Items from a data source
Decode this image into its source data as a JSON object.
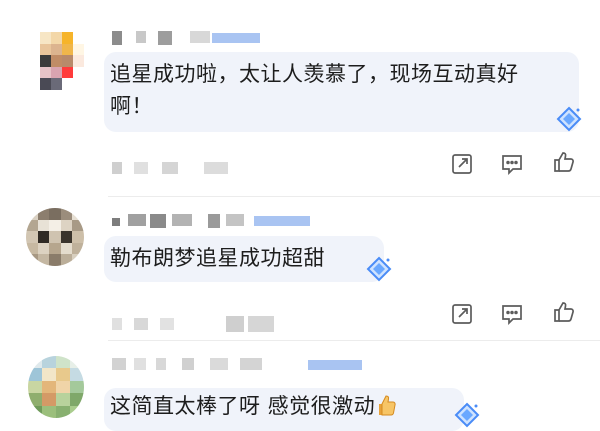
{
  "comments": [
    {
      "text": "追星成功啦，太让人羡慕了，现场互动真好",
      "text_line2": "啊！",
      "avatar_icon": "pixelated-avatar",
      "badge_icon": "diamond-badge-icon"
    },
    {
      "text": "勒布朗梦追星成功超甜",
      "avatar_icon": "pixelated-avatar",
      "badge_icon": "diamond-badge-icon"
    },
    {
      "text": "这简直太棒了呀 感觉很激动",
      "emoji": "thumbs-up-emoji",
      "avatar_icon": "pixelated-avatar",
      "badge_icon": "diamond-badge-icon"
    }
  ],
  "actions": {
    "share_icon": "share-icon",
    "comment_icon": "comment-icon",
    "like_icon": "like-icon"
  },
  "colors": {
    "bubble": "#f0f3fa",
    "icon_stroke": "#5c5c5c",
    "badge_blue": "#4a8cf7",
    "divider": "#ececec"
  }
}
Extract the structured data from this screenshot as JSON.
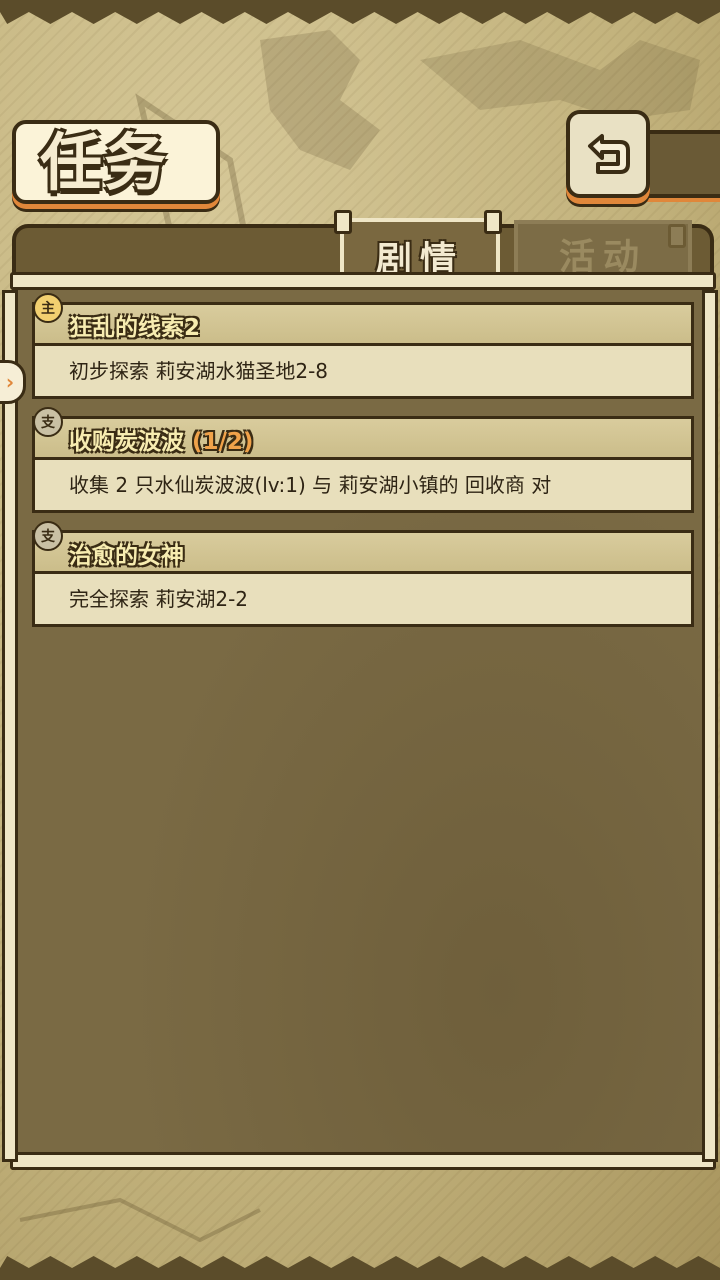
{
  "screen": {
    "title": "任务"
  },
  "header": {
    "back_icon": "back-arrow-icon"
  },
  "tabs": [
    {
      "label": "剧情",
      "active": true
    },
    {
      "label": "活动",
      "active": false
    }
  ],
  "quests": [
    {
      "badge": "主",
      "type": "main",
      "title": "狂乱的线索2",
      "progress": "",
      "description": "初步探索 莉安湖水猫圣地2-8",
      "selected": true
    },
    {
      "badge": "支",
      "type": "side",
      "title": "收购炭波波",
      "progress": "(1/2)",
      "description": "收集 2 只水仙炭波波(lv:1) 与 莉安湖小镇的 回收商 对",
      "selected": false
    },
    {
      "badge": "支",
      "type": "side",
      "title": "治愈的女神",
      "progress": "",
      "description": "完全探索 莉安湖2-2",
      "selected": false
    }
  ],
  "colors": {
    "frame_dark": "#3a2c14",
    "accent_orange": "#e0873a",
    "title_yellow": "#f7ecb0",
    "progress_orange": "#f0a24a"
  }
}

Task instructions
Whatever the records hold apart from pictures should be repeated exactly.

Exercise output
Decode this image into its source data as a JSON object.
{
  "comments": [
    {
      "text": "追星成功啦，太让人羡慕了，现场互动真好",
      "text_line2": "啊！",
      "avatar_icon": "pixelated-avatar",
      "badge_icon": "diamond-badge-icon"
    },
    {
      "text": "勒布朗梦追星成功超甜",
      "avatar_icon": "pixelated-avatar",
      "badge_icon": "diamond-badge-icon"
    },
    {
      "text": "这简直太棒了呀 感觉很激动",
      "emoji": "thumbs-up-emoji",
      "avatar_icon": "pixelated-avatar",
      "badge_icon": "diamond-badge-icon"
    }
  ],
  "actions": {
    "share_icon": "share-icon",
    "comment_icon": "comment-icon",
    "like_icon": "like-icon"
  },
  "colors": {
    "bubble": "#f0f3fa",
    "icon_stroke": "#5c5c5c",
    "badge_blue": "#4a8cf7",
    "divider": "#ececec"
  }
}
Extract the structured data from this screenshot as JSON.
{
  "screen": {
    "title": "任务"
  },
  "header": {
    "back_icon": "back-arrow-icon"
  },
  "tabs": [
    {
      "label": "剧情",
      "active": true
    },
    {
      "label": "活动",
      "active": false
    }
  ],
  "quests": [
    {
      "badge": "主",
      "type": "main",
      "title": "狂乱的线索2",
      "progress": "",
      "description": "初步探索 莉安湖水猫圣地2-8",
      "selected": true
    },
    {
      "badge": "支",
      "type": "side",
      "title": "收购炭波波",
      "progress": "(1/2)",
      "description": "收集 2 只水仙炭波波(lv:1) 与 莉安湖小镇的 回收商 对",
      "selected": false
    },
    {
      "badge": "支",
      "type": "side",
      "title": "治愈的女神",
      "progress": "",
      "description": "完全探索 莉安湖2-2",
      "selected": false
    }
  ],
  "colors": {
    "frame_dark": "#3a2c14",
    "accent_orange": "#e0873a",
    "title_yellow": "#f7ecb0",
    "progress_orange": "#f0a24a"
  }
}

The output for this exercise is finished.